[Assignment]: Gather the lines below that include the string "screenshot", copying each in full.

[Material supplied]:
---------------

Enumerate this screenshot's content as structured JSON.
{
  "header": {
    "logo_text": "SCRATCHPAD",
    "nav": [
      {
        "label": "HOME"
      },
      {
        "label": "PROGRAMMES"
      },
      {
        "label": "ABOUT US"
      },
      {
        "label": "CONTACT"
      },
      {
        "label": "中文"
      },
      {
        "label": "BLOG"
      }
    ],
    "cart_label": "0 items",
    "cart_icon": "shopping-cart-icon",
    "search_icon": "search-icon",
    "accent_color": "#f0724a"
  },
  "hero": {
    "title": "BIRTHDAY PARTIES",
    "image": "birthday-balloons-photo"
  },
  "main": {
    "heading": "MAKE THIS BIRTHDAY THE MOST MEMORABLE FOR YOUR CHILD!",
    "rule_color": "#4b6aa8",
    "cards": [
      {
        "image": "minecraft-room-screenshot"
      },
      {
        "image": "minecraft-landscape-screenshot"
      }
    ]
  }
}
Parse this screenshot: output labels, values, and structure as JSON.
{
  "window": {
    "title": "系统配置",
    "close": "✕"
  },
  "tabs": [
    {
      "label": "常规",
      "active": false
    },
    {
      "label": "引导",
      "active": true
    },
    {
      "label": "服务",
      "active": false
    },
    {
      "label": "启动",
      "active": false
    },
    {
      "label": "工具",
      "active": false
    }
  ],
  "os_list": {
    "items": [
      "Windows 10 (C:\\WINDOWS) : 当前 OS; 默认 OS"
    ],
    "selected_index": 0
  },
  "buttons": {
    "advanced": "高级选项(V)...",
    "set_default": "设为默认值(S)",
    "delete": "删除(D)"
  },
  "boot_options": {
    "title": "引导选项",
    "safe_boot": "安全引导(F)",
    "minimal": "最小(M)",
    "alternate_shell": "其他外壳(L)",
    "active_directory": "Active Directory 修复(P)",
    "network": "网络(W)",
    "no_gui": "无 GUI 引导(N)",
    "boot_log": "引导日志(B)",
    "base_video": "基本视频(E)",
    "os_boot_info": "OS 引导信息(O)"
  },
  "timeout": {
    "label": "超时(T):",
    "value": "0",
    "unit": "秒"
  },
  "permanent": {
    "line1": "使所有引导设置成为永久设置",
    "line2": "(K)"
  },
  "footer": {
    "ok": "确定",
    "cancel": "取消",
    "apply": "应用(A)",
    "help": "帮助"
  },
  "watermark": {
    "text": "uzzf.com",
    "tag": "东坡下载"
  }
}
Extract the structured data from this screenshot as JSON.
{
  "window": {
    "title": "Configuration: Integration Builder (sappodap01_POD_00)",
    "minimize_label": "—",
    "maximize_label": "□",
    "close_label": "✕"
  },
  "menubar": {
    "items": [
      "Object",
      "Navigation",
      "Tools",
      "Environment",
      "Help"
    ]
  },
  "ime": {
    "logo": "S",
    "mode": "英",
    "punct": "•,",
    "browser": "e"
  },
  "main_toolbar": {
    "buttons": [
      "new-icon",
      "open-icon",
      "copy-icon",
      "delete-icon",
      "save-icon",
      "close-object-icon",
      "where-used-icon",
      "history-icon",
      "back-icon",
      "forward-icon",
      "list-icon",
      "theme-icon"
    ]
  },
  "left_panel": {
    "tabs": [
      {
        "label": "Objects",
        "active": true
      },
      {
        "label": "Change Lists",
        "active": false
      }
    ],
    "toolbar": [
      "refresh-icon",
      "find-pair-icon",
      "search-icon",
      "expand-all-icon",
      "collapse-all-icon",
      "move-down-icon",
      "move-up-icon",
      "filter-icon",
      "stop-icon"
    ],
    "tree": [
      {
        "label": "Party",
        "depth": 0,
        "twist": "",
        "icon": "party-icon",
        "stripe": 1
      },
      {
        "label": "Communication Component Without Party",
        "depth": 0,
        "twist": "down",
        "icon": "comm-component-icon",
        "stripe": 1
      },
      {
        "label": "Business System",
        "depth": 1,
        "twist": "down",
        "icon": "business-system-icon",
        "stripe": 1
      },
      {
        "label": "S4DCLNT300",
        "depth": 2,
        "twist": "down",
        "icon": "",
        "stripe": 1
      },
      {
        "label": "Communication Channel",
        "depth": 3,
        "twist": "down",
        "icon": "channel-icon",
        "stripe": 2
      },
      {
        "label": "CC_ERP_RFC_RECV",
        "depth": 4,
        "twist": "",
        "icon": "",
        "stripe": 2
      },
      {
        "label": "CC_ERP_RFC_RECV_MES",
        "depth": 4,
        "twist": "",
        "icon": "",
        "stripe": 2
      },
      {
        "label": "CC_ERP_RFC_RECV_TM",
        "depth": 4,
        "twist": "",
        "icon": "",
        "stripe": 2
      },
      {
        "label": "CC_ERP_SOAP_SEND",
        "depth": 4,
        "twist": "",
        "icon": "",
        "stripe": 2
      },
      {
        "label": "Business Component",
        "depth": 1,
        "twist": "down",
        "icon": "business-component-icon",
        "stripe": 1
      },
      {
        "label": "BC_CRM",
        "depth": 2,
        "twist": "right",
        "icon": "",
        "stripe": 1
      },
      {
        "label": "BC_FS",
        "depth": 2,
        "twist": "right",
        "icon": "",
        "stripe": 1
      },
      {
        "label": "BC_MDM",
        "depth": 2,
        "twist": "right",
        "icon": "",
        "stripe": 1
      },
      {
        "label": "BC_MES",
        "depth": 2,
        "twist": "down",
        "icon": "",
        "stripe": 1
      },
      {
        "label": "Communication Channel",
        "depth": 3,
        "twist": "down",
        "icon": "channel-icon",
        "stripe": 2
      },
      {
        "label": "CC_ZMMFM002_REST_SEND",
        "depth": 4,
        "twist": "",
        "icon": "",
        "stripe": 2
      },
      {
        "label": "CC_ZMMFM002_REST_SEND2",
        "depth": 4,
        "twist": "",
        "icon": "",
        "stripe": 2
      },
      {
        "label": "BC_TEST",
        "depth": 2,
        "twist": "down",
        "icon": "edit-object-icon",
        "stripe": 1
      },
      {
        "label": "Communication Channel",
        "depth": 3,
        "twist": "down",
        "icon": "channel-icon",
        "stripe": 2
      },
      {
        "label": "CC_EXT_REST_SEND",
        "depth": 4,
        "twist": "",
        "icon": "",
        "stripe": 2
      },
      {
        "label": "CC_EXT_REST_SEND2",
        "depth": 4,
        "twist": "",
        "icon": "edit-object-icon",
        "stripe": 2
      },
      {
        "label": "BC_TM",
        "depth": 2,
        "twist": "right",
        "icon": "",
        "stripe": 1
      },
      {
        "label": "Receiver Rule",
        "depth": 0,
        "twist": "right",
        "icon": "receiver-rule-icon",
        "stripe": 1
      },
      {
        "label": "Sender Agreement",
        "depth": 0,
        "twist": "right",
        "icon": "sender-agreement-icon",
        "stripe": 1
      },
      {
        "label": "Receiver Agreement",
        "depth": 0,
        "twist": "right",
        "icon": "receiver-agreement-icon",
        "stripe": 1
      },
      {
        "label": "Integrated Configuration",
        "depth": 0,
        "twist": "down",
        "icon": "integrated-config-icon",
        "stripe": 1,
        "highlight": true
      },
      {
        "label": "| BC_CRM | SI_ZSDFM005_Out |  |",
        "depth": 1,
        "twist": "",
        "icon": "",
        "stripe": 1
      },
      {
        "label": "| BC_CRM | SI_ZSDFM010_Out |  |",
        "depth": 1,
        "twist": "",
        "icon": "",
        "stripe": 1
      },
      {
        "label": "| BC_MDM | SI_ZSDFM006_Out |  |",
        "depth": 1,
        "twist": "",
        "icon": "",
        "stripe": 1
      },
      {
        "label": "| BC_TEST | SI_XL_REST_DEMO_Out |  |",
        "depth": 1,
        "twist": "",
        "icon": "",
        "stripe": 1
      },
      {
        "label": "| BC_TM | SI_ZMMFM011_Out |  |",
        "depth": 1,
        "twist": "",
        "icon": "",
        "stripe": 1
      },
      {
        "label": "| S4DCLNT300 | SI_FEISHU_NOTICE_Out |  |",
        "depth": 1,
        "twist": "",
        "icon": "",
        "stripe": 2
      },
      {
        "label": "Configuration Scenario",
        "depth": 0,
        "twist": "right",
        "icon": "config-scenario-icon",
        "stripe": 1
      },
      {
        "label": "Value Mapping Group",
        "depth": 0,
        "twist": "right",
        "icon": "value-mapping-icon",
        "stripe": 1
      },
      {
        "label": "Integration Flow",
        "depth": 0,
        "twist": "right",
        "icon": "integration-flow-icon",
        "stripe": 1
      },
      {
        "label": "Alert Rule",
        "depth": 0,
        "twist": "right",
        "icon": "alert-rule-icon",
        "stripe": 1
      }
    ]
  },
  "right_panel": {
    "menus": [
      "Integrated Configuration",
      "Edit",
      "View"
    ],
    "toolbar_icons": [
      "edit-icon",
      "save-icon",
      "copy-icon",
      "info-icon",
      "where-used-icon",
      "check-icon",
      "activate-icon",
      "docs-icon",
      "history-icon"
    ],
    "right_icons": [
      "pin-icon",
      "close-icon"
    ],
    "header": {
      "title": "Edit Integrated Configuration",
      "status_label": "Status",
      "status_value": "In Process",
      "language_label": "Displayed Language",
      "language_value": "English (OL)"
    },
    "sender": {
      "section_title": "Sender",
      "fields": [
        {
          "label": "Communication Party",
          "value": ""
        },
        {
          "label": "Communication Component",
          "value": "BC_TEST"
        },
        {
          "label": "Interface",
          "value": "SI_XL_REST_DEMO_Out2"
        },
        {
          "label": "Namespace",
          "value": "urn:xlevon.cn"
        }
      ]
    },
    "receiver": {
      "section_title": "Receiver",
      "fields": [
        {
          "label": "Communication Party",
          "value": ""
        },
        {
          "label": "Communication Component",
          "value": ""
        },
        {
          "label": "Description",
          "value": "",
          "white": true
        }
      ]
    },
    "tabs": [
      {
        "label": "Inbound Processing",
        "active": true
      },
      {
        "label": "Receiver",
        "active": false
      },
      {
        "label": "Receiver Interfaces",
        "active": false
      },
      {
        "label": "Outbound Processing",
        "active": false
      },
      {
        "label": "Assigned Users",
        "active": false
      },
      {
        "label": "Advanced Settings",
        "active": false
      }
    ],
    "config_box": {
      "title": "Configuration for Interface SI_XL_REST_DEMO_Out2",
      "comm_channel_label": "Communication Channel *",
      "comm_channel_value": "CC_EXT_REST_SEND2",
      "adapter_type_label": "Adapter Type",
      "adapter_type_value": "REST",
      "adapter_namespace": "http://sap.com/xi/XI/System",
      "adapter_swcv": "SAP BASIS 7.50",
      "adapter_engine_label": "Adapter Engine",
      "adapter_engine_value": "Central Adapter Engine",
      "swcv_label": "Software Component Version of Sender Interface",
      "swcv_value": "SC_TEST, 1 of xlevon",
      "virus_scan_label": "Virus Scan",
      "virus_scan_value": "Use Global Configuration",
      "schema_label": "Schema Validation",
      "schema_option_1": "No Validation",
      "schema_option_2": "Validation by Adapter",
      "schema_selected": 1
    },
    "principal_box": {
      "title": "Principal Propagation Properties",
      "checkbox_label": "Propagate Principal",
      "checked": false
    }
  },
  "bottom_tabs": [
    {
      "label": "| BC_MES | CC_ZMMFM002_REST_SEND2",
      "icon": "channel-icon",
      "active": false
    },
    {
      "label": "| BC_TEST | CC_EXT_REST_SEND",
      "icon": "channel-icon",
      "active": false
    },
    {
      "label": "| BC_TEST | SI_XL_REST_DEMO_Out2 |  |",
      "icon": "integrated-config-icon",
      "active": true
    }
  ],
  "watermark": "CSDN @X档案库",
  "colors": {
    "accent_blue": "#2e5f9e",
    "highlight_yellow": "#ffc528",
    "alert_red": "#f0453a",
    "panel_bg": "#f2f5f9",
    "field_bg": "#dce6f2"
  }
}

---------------

[Output below]:
Enumerate this screenshot's content as structured JSON.
        "image": "minecraft-room-screenshot"
        "image": "minecraft-landscape-screenshot"
Parse this screenshot: output labels, values, and structure as JSON.
Extract the structured data from this screenshot as JSON.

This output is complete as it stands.